■ **Input**:

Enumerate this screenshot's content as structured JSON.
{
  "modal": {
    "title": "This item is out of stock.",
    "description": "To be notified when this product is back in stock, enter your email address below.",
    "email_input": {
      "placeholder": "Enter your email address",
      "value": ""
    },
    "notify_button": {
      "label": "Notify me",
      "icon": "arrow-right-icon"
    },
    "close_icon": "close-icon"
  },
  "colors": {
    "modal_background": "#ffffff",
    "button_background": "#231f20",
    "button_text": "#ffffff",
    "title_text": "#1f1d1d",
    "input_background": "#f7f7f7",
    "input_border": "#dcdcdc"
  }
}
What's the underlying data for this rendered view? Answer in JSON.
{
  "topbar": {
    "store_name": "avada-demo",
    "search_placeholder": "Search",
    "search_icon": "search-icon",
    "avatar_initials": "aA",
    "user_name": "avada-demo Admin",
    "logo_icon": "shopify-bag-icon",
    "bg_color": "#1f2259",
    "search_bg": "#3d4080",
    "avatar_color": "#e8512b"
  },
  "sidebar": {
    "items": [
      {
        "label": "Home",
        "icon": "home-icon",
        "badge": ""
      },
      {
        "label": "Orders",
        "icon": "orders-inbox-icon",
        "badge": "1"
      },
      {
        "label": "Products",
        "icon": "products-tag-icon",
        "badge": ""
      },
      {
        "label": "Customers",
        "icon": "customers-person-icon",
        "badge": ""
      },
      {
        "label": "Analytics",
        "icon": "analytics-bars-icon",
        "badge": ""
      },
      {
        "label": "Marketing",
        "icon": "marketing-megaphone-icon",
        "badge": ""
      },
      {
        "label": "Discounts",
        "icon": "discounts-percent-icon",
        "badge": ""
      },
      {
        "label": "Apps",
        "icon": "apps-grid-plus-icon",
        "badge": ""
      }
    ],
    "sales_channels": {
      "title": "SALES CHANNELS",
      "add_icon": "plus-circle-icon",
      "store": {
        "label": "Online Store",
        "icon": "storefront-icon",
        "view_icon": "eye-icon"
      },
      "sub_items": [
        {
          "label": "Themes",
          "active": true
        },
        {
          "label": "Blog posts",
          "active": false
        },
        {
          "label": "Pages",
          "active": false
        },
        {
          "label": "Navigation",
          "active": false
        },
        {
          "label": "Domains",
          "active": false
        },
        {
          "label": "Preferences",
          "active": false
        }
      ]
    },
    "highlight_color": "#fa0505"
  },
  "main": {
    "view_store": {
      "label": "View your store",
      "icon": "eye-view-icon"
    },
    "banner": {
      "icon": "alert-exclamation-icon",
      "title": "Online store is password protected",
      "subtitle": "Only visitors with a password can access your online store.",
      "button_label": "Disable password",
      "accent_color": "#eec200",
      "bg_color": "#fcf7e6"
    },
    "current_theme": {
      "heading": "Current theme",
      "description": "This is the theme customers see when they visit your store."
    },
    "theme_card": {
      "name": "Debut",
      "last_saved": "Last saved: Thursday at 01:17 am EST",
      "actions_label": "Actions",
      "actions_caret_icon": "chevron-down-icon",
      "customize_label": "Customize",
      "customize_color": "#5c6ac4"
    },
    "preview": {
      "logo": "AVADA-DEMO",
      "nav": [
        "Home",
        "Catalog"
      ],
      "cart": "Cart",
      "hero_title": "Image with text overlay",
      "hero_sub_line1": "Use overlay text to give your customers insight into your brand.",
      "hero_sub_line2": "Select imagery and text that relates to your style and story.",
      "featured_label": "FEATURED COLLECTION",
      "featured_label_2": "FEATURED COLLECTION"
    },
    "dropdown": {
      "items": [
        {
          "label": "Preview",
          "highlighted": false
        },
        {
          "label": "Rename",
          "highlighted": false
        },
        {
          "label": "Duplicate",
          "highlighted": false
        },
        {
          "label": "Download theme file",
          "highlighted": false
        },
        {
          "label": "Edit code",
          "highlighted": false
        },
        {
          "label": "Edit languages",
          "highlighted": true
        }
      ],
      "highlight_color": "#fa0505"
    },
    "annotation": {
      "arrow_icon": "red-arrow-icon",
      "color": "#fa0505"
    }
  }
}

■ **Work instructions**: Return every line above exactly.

■ **Solution to the exercise**:
Enumerate this screenshot's content as structured JSON.
{
  "modal": {
    "title": "This item is out of stock.",
    "description": "To be notified when this product is back in stock, enter your email address below.",
    "email_input": {
      "placeholder": "Enter your email address",
      "value": ""
    },
    "notify_button": {
      "label": "Notify me",
      "icon": "arrow-right-icon"
    },
    "close_icon": "close-icon"
  },
  "colors": {
    "modal_background": "#ffffff",
    "button_background": "#231f20",
    "button_text": "#ffffff",
    "title_text": "#1f1d1d",
    "input_background": "#f7f7f7",
    "input_border": "#dcdcdc"
  }
}
What's the underlying data for this rendered view? Answer in JSON.
{
  "topbar": {
    "store_name": "avada-demo",
    "search_placeholder": "Search",
    "search_icon": "search-icon",
    "avatar_initials": "aA",
    "user_name": "avada-demo Admin",
    "logo_icon": "shopify-bag-icon",
    "bg_color": "#1f2259",
    "search_bg": "#3d4080",
    "avatar_color": "#e8512b"
  },
  "sidebar": {
    "items": [
      {
        "label": "Home",
        "icon": "home-icon",
        "badge": ""
      },
      {
        "label": "Orders",
        "icon": "orders-inbox-icon",
        "badge": "1"
      },
      {
        "label": "Products",
        "icon": "products-tag-icon",
        "badge": ""
      },
      {
        "label": "Customers",
        "icon": "customers-person-icon",
        "badge": ""
      },
      {
        "label": "Analytics",
        "icon": "analytics-bars-icon",
        "badge": ""
      },
      {
        "label": "Marketing",
        "icon": "marketing-megaphone-icon",
        "badge": ""
      },
      {
        "label": "Discounts",
        "icon": "discounts-percent-icon",
        "badge": ""
      },
      {
        "label": "Apps",
        "icon": "apps-grid-plus-icon",
        "badge": ""
      }
    ],
    "sales_channels": {
      "title": "SALES CHANNELS",
      "add_icon": "plus-circle-icon",
      "store": {
        "label": "Online Store",
        "icon": "storefront-icon",
        "view_icon": "eye-icon"
      },
      "sub_items": [
        {
          "label": "Themes",
          "active": true
        },
        {
          "label": "Blog posts",
          "active": false
        },
        {
          "label": "Pages",
          "active": false
        },
        {
          "label": "Navigation",
          "active": false
        },
        {
          "label": "Domains",
          "active": false
        },
        {
          "label": "Preferences",
          "active": false
        }
      ]
    },
    "highlight_color": "#fa0505"
  },
  "main": {
    "view_store": {
      "label": "View your store",
      "icon": "eye-view-icon"
    },
    "banner": {
      "icon": "alert-exclamation-icon",
      "title": "Online store is password protected",
      "subtitle": "Only visitors with a password can access your online store.",
      "button_label": "Disable password",
      "accent_color": "#eec200",
      "bg_color": "#fcf7e6"
    },
    "current_theme": {
      "heading": "Current theme",
      "description": "This is the theme customers see when they visit your store."
    },
    "theme_card": {
      "name": "Debut",
      "last_saved": "Last saved: Thursday at 01:17 am EST",
      "actions_label": "Actions",
      "actions_caret_icon": "chevron-down-icon",
      "customize_label": "Customize",
      "customize_color": "#5c6ac4"
    },
    "preview": {
      "logo": "AVADA-DEMO",
      "nav": [
        "Home",
        "Catalog"
      ],
      "cart": "Cart",
      "hero_title": "Image with text overlay",
      "hero_sub_line1": "Use overlay text to give your customers insight into your brand.",
      "hero_sub_line2": "Select imagery and text that relates to your style and story.",
      "featured_label": "FEATURED COLLECTION",
      "featured_label_2": "FEATURED COLLECTION"
    },
    "dropdown": {
      "items": [
        {
          "label": "Preview",
          "highlighted": false
        },
        {
          "label": "Rename",
          "highlighted": false
        },
        {
          "label": "Duplicate",
          "highlighted": false
        },
        {
          "label": "Download theme file",
          "highlighted": false
        },
        {
          "label": "Edit code",
          "highlighted": false
        },
        {
          "label": "Edit languages",
          "highlighted": true
        }
      ],
      "highlight_color": "#fa0505"
    },
    "annotation": {
      "arrow_icon": "red-arrow-icon",
      "color": "#fa0505"
    }
  }
}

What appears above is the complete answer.